• **Problem description**:
Read the data and repeat it in full, exactly.

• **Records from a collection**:
- - - -

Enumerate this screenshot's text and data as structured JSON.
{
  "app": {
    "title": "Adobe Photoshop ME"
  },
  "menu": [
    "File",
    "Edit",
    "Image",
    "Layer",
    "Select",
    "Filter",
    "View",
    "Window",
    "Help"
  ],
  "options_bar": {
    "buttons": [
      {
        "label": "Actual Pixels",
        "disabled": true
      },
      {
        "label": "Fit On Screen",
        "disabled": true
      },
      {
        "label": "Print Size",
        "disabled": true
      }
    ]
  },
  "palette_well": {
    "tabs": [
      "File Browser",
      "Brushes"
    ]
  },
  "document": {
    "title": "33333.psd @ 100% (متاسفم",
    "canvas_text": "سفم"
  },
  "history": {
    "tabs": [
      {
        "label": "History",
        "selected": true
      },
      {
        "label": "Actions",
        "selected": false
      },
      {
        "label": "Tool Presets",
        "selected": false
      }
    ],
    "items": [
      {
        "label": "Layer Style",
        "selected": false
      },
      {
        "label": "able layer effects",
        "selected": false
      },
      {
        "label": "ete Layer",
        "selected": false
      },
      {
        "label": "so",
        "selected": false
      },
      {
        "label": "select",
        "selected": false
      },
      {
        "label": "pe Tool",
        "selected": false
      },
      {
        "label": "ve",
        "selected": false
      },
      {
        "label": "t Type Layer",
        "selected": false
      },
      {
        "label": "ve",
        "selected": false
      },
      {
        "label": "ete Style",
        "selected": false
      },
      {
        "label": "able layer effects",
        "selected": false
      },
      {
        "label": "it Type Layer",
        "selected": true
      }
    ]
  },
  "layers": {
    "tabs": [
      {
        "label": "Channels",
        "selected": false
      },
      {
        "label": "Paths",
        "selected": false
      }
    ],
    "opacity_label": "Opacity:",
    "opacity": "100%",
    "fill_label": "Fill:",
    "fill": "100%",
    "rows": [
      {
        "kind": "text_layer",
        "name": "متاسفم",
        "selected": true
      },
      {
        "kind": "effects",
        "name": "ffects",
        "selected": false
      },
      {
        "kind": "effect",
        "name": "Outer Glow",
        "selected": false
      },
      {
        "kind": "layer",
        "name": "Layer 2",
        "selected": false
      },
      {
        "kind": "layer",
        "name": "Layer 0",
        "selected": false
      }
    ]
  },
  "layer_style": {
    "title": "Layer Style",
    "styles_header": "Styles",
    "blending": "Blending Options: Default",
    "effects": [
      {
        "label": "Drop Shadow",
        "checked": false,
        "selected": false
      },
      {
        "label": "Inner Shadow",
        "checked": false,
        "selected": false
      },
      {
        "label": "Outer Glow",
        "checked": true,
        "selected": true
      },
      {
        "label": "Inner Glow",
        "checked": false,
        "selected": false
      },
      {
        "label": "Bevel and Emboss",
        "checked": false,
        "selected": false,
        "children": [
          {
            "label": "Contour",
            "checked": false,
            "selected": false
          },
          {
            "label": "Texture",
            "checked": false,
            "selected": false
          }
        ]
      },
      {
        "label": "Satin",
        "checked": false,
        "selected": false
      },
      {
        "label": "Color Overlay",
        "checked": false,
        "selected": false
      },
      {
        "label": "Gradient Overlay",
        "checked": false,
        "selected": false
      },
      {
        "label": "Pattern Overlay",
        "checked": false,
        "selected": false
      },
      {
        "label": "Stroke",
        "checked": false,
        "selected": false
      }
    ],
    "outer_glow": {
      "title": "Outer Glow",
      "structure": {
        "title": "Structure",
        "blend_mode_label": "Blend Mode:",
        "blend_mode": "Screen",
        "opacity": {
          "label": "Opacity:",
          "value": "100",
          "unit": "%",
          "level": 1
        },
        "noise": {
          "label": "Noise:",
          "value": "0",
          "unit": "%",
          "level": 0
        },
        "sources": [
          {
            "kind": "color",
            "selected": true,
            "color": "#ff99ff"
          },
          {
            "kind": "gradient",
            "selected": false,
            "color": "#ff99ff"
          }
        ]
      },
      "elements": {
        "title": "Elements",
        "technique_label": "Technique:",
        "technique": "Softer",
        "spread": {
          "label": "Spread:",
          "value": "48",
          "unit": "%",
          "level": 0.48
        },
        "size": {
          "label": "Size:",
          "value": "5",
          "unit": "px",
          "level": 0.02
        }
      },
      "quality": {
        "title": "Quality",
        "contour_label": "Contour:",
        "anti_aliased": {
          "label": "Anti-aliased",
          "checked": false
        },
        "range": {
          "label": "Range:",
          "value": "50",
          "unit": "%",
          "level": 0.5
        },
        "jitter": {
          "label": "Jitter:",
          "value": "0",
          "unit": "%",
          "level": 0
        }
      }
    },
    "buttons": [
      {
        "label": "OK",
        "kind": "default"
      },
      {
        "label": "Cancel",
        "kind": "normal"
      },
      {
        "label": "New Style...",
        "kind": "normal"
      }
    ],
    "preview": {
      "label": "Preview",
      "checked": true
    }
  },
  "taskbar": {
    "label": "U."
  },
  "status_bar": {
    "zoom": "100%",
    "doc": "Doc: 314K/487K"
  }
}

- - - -

• **Output for this task**:
Enumerate this screenshot's text and data as structured JSON.
{
  "app": {
    "title": "Adobe Photoshop ME"
  },
  "menu": [
    "File",
    "Edit",
    "Image",
    "Layer",
    "Select",
    "Filter",
    "View",
    "Window",
    "Help"
  ],
  "options_bar": {
    "buttons": [
      {
        "label": "Actual Pixels",
        "disabled": true
      },
      {
        "label": "Fit On Screen",
        "disabled": true
      },
      {
        "label": "Print Size",
        "disabled": true
      }
    ]
  },
  "palette_well": {
    "tabs": [
      "File Browser",
      "Brushes"
    ]
  },
  "document": {
    "title": "33333.psd @ 100% (متاسفم",
    "canvas_text": "سفم"
  },
  "history": {
    "tabs": [
      {
        "label": "History",
        "selected": true
      },
      {
        "label": "Actions",
        "selected": false
      },
      {
        "label": "Tool Presets",
        "selected": false
      }
    ],
    "items": [
      {
        "label": "Layer Style",
        "selected": false
      },
      {
        "label": "able layer effects",
        "selected": false
      },
      {
        "label": "ete Layer",
        "selected": false
      },
      {
        "label": "so",
        "selected": false
      },
      {
        "label": "select",
        "selected": false
      },
      {
        "label": "pe Tool",
        "selected": false
      },
      {
        "label": "ve",
        "selected": false
      },
      {
        "label": "t Type Layer",
        "selected": false
      },
      {
        "label": "ve",
        "selected": false
      },
      {
        "label": "ete Style",
        "selected": false
      },
      {
        "label": "able layer effects",
        "selected": false
      },
      {
        "label": "it Type Layer",
        "selected": true
      }
    ]
  },
  "layers": {
    "tabs": [
      {
        "label": "Channels",
        "selected": false
      },
      {
        "label": "Paths",
        "selected": false
      }
    ],
    "opacity_label": "Opacity:",
    "opacity": "100%",
    "fill_label": "Fill:",
    "fill": "100%",
    "rows": [
      {
        "kind": "text_layer",
        "name": "متاسفم",
        "selected": true
      },
      {
        "kind": "effects",
        "name": "ffects",
        "selected": false
      },
      {
        "kind": "effect",
        "name": "Outer Glow",
        "selected": false
      },
      {
        "kind": "layer",
        "name": "Layer 2",
        "selected": false
      },
      {
        "kind": "layer",
        "name": "Layer 0",
        "selected": false
      }
    ]
  },
  "layer_style": {
    "title": "Layer Style",
    "styles_header": "Styles",
    "blending": "Blending Options: Default",
    "effects": [
      {
        "label": "Drop Shadow",
        "checked": false,
        "selected": false
      },
      {
        "label": "Inner Shadow",
        "checked": false,
        "selected": false
      },
      {
        "label": "Outer Glow",
        "checked": true,
        "selected": true
      },
      {
        "label": "Inner Glow",
        "checked": false,
        "selected": false
      },
      {
        "label": "Bevel and Emboss",
        "checked": false,
        "selected": false,
        "children": [
          {
            "label": "Contour",
            "checked": false,
            "selected": false
          },
          {
            "label": "Texture",
            "checked": false,
            "selected": false
          }
        ]
      },
      {
        "label": "Satin",
        "checked": false,
        "selected": false
      },
      {
        "label": "Color Overlay",
        "checked": false,
        "selected": false
      },
      {
        "label": "Gradient Overlay",
        "checked": false,
        "selected": false
      },
      {
        "label": "Pattern Overlay",
        "checked": false,
        "selected": false
      },
      {
        "label": "Stroke",
        "checked": false,
        "selected": false
      }
    ],
    "outer_glow": {
      "title": "Outer Glow",
      "structure": {
        "title": "Structure",
        "blend_mode_label": "Blend Mode:",
        "blend_mode": "Screen",
        "opacity": {
          "label": "Opacity:",
          "value": "100",
          "unit": "%",
          "level": 1
        },
        "noise": {
          "label": "Noise:",
          "value": "0",
          "unit": "%",
          "level": 0
        },
        "sources": [
          {
            "kind": "color",
            "selected": true,
            "color": "#ff99ff"
          },
          {
            "kind": "gradient",
            "selected": false,
            "color": "#ff99ff"
          }
        ]
      },
      "elements": {
        "title": "Elements",
        "technique_label": "Technique:",
        "technique": "Softer",
        "spread": {
          "label": "Spread:",
          "value": "48",
          "unit": "%",
          "level": 0.48
        },
        "size": {
          "label": "Size:",
          "value": "5",
          "unit": "px",
          "level": 0.02
        }
      },
      "quality": {
        "title": "Quality",
        "contour_label": "Contour:",
        "anti_aliased": {
          "label": "Anti-aliased",
          "checked": false
        },
        "range": {
          "label": "Range:",
          "value": "50",
          "unit": "%",
          "level": 0.5
        },
        "jitter": {
          "label": "Jitter:",
          "value": "0",
          "unit": "%",
          "level": 0
        }
      }
    },
    "buttons": [
      {
        "label": "OK",
        "kind": "default"
      },
      {
        "label": "Cancel",
        "kind": "normal"
      },
      {
        "label": "New Style...",
        "kind": "normal"
      }
    ],
    "preview": {
      "label": "Preview",
      "checked": true
    }
  },
  "taskbar": {
    "label": "U."
  },
  "status_bar": {
    "zoom": "100%",
    "doc": "Doc: 314K/487K"
  }
}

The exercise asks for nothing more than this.